    1) could you please add more info on what your gains were after applying non-standard CBC latch spin count, in more convenient units of end-user response time & transactions per second. I think it would be much more representative than some Oracle numbers.

    2) I'm slightly concerned on the overall message of this post. I hope it won't be considered as a "way to go" approach - since far too often CBC latch contention is caused by inappropriate design and/or code (i.e. by application itself) rather than Oracle's configuration, I bet changing spin count for CBC latches is like "flogging a dead horse" for 99% sites.

    ReplyDelete
  2. Timur, Thanks for your comments. Great stuff!

    1) I chose to measure the change in Oracle response time (cpu consumption and wait time) and the workload (logical reads) in very Oracle specific terms because it is pure and can be quantified. If I had added a "transaction" or "end user response time" into the mix, the situation and impact becomes much less clear AND I could have created an experiment to prove whatever point I wanted to make. The trick is to take what I demonstrated and understand it and relate it to your real life situation. For example, if what the user is experiencing is highly correlated with acquiring and holding a CBC latch time, changes in CPU consumption, and logical read activity, then altering spin count is something to consider. Otherwise, it is not relevant.

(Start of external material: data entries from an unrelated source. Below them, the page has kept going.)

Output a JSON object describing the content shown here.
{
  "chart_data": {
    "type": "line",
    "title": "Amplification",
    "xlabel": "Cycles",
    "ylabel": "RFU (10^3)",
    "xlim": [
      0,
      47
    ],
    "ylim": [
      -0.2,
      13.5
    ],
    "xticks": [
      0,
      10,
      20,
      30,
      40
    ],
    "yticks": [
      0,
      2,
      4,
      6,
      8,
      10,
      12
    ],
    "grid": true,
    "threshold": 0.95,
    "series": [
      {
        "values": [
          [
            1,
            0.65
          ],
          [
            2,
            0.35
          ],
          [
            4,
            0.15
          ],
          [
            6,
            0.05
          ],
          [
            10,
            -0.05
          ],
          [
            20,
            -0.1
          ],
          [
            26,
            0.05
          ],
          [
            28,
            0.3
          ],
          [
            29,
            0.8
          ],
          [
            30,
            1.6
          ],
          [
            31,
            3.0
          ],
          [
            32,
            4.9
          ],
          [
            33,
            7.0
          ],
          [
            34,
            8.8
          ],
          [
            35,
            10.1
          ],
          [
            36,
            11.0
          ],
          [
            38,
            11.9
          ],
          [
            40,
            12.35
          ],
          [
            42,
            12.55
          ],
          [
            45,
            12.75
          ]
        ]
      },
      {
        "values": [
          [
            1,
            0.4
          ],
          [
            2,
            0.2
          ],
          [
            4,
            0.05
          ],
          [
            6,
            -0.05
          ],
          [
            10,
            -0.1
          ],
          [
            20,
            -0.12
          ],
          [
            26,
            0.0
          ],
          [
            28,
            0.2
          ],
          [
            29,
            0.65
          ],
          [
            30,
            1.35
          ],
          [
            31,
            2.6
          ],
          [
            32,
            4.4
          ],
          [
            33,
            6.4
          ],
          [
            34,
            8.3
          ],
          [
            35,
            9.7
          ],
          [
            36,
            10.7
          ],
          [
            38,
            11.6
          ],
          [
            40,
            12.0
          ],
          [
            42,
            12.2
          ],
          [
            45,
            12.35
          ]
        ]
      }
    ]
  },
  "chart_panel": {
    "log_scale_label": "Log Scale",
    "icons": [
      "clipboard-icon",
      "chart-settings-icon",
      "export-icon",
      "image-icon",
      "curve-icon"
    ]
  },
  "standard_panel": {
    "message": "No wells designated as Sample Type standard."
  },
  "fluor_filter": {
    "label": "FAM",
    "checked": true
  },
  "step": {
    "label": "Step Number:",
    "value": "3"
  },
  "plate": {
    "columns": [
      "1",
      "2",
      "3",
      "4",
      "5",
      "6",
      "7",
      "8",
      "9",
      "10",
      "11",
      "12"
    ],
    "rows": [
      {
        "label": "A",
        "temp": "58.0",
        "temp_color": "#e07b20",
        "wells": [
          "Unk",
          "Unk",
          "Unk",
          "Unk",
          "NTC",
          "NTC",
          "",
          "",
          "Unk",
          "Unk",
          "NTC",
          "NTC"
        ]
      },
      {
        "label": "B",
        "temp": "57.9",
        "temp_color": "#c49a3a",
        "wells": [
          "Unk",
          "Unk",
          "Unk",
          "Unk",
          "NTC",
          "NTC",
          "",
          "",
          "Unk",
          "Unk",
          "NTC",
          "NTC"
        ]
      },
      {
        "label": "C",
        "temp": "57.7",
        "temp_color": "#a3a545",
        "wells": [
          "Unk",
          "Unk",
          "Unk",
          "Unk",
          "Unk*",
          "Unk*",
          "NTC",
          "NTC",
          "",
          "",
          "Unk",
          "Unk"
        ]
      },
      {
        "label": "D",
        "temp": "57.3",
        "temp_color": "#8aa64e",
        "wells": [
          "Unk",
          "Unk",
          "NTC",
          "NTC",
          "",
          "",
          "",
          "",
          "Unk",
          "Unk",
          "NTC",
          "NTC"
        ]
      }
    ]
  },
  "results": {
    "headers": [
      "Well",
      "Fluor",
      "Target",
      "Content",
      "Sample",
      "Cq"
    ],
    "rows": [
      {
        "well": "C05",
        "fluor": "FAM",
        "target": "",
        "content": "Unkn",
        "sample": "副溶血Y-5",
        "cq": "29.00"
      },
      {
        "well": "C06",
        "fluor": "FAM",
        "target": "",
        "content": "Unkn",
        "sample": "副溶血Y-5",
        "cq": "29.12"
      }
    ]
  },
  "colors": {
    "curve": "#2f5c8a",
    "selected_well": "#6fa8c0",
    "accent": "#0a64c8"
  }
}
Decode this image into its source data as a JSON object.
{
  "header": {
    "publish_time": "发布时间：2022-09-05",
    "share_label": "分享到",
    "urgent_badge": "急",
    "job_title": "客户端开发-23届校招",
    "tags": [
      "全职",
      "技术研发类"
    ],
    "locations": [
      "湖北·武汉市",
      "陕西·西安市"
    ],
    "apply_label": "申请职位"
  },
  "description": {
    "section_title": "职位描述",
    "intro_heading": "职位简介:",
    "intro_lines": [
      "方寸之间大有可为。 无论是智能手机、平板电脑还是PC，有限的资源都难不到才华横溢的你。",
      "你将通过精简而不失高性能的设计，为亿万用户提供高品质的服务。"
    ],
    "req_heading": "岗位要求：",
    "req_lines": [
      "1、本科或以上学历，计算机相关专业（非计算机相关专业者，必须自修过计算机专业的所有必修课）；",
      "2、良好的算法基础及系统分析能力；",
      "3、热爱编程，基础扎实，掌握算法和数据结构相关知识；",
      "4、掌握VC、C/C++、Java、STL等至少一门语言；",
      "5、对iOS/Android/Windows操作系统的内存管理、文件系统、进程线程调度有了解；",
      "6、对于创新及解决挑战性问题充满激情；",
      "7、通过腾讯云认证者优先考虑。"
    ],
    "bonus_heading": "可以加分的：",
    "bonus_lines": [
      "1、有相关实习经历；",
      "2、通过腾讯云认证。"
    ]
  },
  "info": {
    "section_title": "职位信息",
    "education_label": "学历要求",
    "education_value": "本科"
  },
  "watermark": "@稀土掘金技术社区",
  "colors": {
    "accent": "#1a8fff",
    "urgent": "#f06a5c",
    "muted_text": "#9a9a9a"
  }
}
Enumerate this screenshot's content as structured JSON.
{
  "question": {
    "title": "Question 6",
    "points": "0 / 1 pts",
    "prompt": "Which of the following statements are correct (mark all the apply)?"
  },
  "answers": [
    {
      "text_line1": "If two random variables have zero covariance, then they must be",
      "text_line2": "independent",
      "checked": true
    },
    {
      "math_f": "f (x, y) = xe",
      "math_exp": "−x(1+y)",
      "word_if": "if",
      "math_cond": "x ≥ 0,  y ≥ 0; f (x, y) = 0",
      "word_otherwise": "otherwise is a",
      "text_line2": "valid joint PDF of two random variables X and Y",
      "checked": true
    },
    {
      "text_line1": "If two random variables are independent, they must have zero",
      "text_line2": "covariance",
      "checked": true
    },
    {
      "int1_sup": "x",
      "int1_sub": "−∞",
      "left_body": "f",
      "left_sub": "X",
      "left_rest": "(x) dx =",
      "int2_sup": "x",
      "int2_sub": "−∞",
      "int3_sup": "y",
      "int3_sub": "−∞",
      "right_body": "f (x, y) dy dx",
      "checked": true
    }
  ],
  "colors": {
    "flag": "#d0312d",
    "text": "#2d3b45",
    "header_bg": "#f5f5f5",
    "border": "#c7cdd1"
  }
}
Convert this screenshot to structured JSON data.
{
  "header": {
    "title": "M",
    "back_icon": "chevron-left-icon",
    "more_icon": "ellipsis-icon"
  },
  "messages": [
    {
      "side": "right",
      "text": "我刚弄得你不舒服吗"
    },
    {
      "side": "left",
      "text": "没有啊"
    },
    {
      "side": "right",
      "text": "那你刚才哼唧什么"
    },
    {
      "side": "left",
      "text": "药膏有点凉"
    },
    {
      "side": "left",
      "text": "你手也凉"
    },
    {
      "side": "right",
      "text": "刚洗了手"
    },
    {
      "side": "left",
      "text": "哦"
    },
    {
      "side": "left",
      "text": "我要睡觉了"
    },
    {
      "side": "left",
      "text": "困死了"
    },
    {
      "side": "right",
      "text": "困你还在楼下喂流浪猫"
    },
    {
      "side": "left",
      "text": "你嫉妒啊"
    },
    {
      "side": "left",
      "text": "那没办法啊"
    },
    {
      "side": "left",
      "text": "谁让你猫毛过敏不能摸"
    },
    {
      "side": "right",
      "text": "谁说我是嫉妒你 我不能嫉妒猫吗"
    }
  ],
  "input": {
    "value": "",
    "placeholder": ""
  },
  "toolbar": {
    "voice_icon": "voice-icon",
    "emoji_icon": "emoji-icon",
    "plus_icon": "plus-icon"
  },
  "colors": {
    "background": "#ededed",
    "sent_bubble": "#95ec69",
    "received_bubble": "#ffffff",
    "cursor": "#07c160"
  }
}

    2) I shared your concern about altering spin count. The overall message of this post is that changing spin count can make a difference (I demonstrated this), but ALSO that it is also highly unlikely making a change will ever be justified in a real production environment (demonstrated by the text in point #1 and #2 near the top of the post).

    Thanks again for your comments.

    ReplyDelete
  3. Hello!

    Thank you for this great post!
    It was the starting point of my further investigation of latch classes.
    Look at:

    http://andreynikolaev.wordpress.com/2011/01/18/spin-tales-part-3-non-standard-latch-classes-in-oracle-9-2-11g/

    I would like to add that:
    1) Assignment of latch to the non-standard class completely changes the way Oracle uses to wait for the latch.

    2) My experiments showed that _spin_count tuning may be very effective for some performance problems.

    With Best Regards
    Andrey Nikolaev
    http://andreynikolaev.wordpress.com

    ReplyDelete